The whole activity was closely related to a series of situations I sometimes found I was facing as a language teacher. I like words, and I love strange or cunning collocations. I can play around with alliteration, like "sloeblack, slow, black, crowblack, fishingboat-bobbing sea" from "Under Milk Wood" by Dylan Thomas. And then there are oxymorons (student teacher, loyal opposition) and reduplicated compounds (higgledy-piggledy, helter-skelter). I hadn't been able to persuade myself that such distractions were worthy of much time spent in the classroom. Their low frequency of use put them beyond the pale.
On the other hand, by not giving students a taste, at least, of these curiosities, was I not depriving them of a glimpse into the richness of the language? The trick, I found, was to use the constructs not to teach a seemingly endless (and pointless) list of vocabulary, but to use them as vehicles for building confidence in speaking and manipulating language in a shared and communicative way. The activity with the collective nouns showed me the way. It drew on vocabulary already accumulated by the (collective) class but used in new ways that, because they were inventive and weren't subject to the usual rules and straitjackets of linguistic (grammar-based) learning.

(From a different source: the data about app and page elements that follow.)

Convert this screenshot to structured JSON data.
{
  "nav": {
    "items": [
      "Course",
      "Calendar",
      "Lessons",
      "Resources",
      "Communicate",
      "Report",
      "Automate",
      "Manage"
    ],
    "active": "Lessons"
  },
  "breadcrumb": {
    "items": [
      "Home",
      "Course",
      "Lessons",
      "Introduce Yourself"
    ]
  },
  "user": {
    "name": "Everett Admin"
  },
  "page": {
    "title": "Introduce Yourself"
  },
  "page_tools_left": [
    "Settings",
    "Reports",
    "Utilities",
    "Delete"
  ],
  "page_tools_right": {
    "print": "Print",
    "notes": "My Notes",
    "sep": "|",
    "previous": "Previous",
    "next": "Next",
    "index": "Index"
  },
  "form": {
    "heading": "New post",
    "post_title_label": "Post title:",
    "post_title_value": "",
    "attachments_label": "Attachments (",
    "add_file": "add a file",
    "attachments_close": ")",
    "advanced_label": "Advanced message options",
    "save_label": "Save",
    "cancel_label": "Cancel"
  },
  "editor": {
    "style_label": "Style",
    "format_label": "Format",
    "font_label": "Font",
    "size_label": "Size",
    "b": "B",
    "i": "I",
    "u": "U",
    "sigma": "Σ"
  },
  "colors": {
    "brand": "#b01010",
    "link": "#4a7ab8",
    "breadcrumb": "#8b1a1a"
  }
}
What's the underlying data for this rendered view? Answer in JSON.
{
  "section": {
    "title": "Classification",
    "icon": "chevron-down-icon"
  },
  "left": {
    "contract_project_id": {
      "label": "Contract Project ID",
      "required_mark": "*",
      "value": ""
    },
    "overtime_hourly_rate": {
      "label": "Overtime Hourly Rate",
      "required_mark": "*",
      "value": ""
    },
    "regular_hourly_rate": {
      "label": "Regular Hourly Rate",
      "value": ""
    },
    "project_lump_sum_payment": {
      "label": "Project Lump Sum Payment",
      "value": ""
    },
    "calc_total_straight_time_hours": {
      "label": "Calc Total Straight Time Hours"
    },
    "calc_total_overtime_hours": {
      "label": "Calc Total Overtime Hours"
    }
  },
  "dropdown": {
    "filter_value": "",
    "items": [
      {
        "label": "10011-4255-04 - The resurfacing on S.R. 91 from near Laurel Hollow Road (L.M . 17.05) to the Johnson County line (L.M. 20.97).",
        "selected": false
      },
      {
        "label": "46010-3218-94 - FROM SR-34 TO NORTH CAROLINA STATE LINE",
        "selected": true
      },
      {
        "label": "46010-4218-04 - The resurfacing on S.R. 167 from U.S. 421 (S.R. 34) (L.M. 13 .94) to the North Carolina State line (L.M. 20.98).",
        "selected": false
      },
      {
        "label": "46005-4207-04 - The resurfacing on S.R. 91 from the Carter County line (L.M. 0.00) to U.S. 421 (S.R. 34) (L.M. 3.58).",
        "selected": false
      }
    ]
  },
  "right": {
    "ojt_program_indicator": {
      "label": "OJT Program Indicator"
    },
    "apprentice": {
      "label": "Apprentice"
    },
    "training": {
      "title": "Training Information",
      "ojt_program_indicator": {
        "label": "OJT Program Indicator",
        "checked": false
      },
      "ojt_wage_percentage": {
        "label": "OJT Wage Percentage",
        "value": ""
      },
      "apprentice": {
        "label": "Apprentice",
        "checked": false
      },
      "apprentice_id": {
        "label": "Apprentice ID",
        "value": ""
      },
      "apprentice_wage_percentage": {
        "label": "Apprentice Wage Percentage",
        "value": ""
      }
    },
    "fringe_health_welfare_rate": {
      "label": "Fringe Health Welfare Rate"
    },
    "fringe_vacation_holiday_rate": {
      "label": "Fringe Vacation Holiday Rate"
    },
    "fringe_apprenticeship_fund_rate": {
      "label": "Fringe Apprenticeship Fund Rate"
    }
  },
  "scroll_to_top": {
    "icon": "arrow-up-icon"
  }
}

A similar activity can be devised with oxymorons, which are useful with higher level groups. Creating one's own oxymorons from an individual list of apparent gaps in vocabulary creates a useful dynamic — for example, which oxymoron would you devise to describe those moments of hesitation in a shop when you repeatedly take an item off the shelf and then put it back, undecided? (Come on, we've all done it!). This dynamic can then be used to explore other aspects of language and is done as an oral activity, frequently working with small groups who then interact with the large, class-sized group. Again, comparison with some of the standard oxymorons that students might come across can act as a useful end activity and, once again, my message to my students is always to learn the ones that appeal to them, and move on from those that don't.
Occasionally a student will ask, "Is this going to be part of the test?" Those wretched tests again; they really do spoil good education. There is always the threat that the student will shy away from the activity if they think it won't be tested and is therefore a useless activity in their eyes (and in the eyes of some of their parents who were paying for all this). My answer has been that they will be tested in their general knowledge and use of the language, and the more confident they feel — and the more adept they are at manipulating the language — the better their chances will be. It seems to keep them quiet, or, I suspect, gives them the reason they were actually looking for to carry on enjoying what they were doing in the first place. And do some fundamental learning in the process.